Record extracts:
● ● ●

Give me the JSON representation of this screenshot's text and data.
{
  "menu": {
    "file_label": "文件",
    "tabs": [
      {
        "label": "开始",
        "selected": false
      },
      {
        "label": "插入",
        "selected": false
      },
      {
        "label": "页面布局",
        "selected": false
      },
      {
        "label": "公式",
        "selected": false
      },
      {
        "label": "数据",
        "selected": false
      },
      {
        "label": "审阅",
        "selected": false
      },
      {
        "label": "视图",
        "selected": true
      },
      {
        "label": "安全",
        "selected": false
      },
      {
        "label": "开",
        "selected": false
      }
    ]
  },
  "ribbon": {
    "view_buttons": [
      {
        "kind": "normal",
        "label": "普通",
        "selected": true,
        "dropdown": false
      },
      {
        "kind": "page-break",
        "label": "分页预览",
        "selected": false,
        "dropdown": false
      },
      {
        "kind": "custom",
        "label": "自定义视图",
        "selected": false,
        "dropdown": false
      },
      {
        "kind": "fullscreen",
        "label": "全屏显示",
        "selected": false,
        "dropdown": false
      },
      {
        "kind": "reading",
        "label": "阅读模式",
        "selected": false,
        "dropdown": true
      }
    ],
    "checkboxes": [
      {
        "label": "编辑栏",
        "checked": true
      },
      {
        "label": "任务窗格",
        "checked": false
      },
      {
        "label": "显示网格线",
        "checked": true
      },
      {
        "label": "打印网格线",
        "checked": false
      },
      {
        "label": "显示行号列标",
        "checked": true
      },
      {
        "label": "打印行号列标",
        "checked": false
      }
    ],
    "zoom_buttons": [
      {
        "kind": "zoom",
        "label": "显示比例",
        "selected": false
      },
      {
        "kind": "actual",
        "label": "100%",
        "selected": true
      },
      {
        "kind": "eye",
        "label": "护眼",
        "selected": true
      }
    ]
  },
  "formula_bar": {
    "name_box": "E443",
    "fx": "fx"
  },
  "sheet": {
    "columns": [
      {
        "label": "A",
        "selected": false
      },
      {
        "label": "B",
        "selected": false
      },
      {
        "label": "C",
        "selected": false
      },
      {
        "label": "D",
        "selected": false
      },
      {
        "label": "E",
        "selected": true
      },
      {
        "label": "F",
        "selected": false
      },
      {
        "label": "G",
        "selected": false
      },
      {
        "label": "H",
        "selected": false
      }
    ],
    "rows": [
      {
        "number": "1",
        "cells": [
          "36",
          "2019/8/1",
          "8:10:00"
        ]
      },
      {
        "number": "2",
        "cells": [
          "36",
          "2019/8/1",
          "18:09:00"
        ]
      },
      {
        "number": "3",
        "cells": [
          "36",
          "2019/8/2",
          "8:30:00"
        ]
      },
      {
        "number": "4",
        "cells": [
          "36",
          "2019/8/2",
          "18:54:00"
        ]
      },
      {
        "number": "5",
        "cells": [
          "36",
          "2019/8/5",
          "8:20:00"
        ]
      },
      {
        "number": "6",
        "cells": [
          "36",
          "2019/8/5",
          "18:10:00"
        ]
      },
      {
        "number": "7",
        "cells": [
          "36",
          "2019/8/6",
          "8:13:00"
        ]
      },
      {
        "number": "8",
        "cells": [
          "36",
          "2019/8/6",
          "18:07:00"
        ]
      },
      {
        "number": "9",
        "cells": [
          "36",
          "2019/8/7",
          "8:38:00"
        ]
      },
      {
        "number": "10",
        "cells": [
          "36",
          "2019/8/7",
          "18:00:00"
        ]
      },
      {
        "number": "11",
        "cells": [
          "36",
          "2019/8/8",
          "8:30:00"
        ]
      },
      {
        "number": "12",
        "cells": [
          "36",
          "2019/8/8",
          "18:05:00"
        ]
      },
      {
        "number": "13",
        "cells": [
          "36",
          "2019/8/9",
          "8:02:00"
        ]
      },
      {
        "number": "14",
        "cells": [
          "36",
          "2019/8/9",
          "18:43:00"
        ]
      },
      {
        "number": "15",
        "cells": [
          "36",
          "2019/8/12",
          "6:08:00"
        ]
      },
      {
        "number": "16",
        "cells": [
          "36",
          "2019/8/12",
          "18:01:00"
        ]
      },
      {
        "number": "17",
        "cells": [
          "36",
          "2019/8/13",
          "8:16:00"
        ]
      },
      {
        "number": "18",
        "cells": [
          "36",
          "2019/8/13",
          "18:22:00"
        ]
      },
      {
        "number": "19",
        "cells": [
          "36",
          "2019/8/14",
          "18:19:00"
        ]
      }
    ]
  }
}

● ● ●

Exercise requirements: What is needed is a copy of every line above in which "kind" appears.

Response:
        "kind": "normal",
        "kind": "page-break",
        "kind": "custom",
        "kind": "fullscreen",
        "kind": "reading",
        "kind": "zoom",
        "kind": "actual",
        "kind": "eye",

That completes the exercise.